Bleh, insert X's where are the 0's are for the chords (should be mutes, not open).
#7
Quote by tbanas2
First Post:

I am currently trying to figure out how to play some Converge songs off the Jane Doe album. By my understanding (a.k.a what the internet says...) the tuning is drop C.

More specifically, I was trying to figure out what the hell the kid was doing in this video (in case anyone was curious...) http://www.youtube.com/watch?v=AEEJ6yJTbJE

I have only been playing guitar for about a month, so I am still trying to wrap my head around the fret board, and I am having a difficult time with figuring out what effect this alternative tuning has on how the instrument is played.

I understand that the my low E is tuned down a 2 whole steps, and the rest are tuned down a full step. But what does this MEAN? What do chords look like with this tuning? How can I use the new tuning to create different chord shapes? etc. By my understanding, I can't just play my regular bar chords in this tuning, right?

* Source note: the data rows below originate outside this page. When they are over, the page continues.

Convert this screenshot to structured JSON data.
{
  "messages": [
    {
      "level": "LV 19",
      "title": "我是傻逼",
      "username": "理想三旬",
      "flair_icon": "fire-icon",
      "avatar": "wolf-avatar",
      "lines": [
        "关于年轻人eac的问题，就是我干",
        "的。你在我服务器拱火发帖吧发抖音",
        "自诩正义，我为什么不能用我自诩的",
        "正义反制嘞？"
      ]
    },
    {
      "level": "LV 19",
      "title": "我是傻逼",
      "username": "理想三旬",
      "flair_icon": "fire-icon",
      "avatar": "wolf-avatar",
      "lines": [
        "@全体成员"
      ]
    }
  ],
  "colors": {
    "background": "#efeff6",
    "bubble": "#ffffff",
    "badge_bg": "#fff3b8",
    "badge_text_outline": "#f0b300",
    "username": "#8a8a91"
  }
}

If anyone can provide me with some insight on maybe why musicians play in drop c, and how it can be properly used, i'd greatly appreciate it.

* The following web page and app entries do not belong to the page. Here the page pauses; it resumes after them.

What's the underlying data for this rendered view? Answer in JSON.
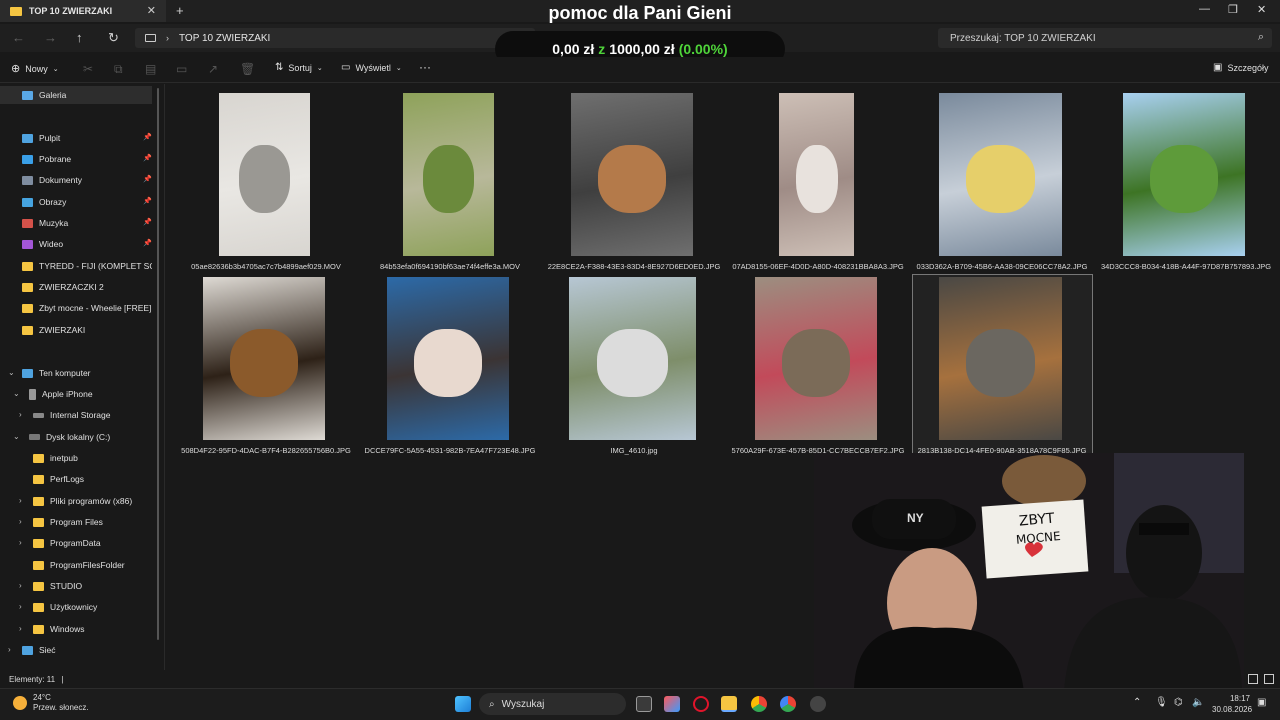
{
  "window": {
    "tab_title": "TOP 10 ZWIERZAKI",
    "new_tab": "+",
    "minimize": "—",
    "maximize": "❐",
    "close": "✕"
  },
  "overlay": {
    "title": "pomoc dla Pani Gieni",
    "amount": "0,00 zł",
    "of": "z",
    "goal": "1000,00 zł",
    "percent": "(0.00%)"
  },
  "address": {
    "crumb": "TOP 10 ZWIERZAKI",
    "search_placeholder": "Przeszukaj: TOP 10 ZWIERZAKI"
  },
  "toolbar": {
    "new_label": "Nowy",
    "sort_label": "Sortuj",
    "view_label": "Wyświetl",
    "more_label": "···",
    "details_label": "Szczegóły"
  },
  "sidebar": {
    "gallery": "Galeria",
    "quick": [
      "Pulpit",
      "Pobrane",
      "Dokumenty",
      "Obrazy",
      "Muzyka",
      "Wideo",
      "TYREDD - FIJI (KOMPLET SCIEŻ",
      "ZWIERZACZKI 2",
      "Zbyt mocne - Wheelie [FREE] TRA",
      "ZWIERZAKI"
    ],
    "this_pc": "Ten komputer",
    "iphone": "Apple iPhone",
    "internal": "Internal Storage",
    "disk": "Dysk lokalny (C:)",
    "folders": [
      "inetpub",
      "PerfLogs",
      "Pliki programów (x86)",
      "Program Files",
      "ProgramData",
      "ProgramFilesFolder",
      "STUDIO",
      "Użytkownicy",
      "Windows"
    ],
    "network": "Sieć"
  },
  "files": [
    {
      "name": "05ae82636b3b4705ac7c7b4899aef029.MOV",
      "colors": [
        "#d8d5d0",
        "#9a9893",
        "#e9e7e3"
      ]
    },
    {
      "name": "84b53efa0f694190bf63ae74f4effe3a.MOV",
      "colors": [
        "#8ea25a",
        "#6b8a3c",
        "#b8b89a"
      ]
    },
    {
      "name": "22E8CE2A-F388-43E3-83D4-8E927D6ED0ED.JPG",
      "colors": [
        "#6f6f6f",
        "#b47a4a",
        "#3f3f3f"
      ]
    },
    {
      "name": "07AD8155-06EF-4D0D-A80D-408231BBA8A3.JPG",
      "colors": [
        "#cdbfb6",
        "#e8e2dd",
        "#9f8c86"
      ]
    },
    {
      "name": "033D362A-B709-45B6-AA38-09CE06CC78A2.JPG",
      "colors": [
        "#7a8a9c",
        "#e6cf6a",
        "#c7cfd8"
      ]
    },
    {
      "name": "34D3CCC8-B034-418B-A44F-97D87B757893.JPG",
      "colors": [
        "#a8d0f0",
        "#5e9b3a",
        "#3d7424"
      ]
    },
    {
      "name": "508D4F22-95FD-4DAC-B7F4-B282655756B0.JPG",
      "colors": [
        "#dedad4",
        "#8b5a2b",
        "#2d2117"
      ]
    },
    {
      "name": "DCCE79FC-5A55-4531-982B-7EA47F723E48.JPG",
      "colors": [
        "#2c6aa8",
        "#e8d9cf",
        "#3b3434"
      ]
    },
    {
      "name": "IMG_4610.jpg",
      "colors": [
        "#b7c7d4",
        "#dcdcdc",
        "#7e8e6a"
      ]
    },
    {
      "name": "5760A29F-673E-457B-85D1-CC7BECCB7EF2.JPG",
      "colors": [
        "#9c8e80",
        "#7b6b58",
        "#c24a5a"
      ]
    },
    {
      "name": "2813B138-DC14-4FE0-90AB-3518A78C9F85.JPG",
      "colors": [
        "#4a4844",
        "#6b6760",
        "#a6713e"
      ]
    }
  ],
  "status": {
    "items": "Elementy: 11",
    "cursor": "|"
  },
  "webcam": {
    "sign_line1": "ZBYT",
    "sign_line2": "MOCNE",
    "cap_logo": "NY"
  },
  "taskbar": {
    "temp": "24°C",
    "weather": "Przew. słonecz.",
    "search": "Wyszukaj",
    "time": "18:17",
    "date": "30.08.2026"
  },
  "colors": {
    "accent_green": "#4fd43a",
    "folder_yellow": "#f5c542",
    "background": "#191919"
  }
}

Drop C is used for a number of reasons.

One of the most common reasons is because it's lower. That alone makes it sound heavier to people. The lower pitches sound darker to the ear, so it is commonly used in metal and hardcore music for that reason alone.

Another common reason is because of the relationship between the bottom three strings. A normal E powerchord looks like this:
e--- 
B--- 
G--- 
D-2- 
A-2- 
E-0-

In drop C, that chord looks like this:
D--- 
A---
F--- 
C-4- 
G-4- 
C-4-

That is because of the relationship between the bottom three strings. The bottom string, C, is a fifth below the next string, G. The G string is a fourth below the next string, the D string. That allows you to play a powerchord with a single finger.

This in turn opens up a lot of different options. As you've seen, a simple powerchord becomes even simpler because of the fifth between the bottom two strings. That fifth allows you to create larger intervals with your bottom two strings alone, which opens a number of different options up in terms of what you can play and how you can play it.
#8
Because its lower pitched, making it more "Metal", and you can construct different chords on the lower strings when the lowest string is a step lower than the others.
I love stretching like this in Drop C.

|
|
|
|
|9------9---12---13---9~
|4------5----0----0-12---


Basically. Epic.

You can have the loooow of C standard while preserving the HIGH of D standard.
METAL!
#9
Cool stuff, thanks everyone for contributing. The whole power chord thing definitely makes sense. I'm going to play around with it.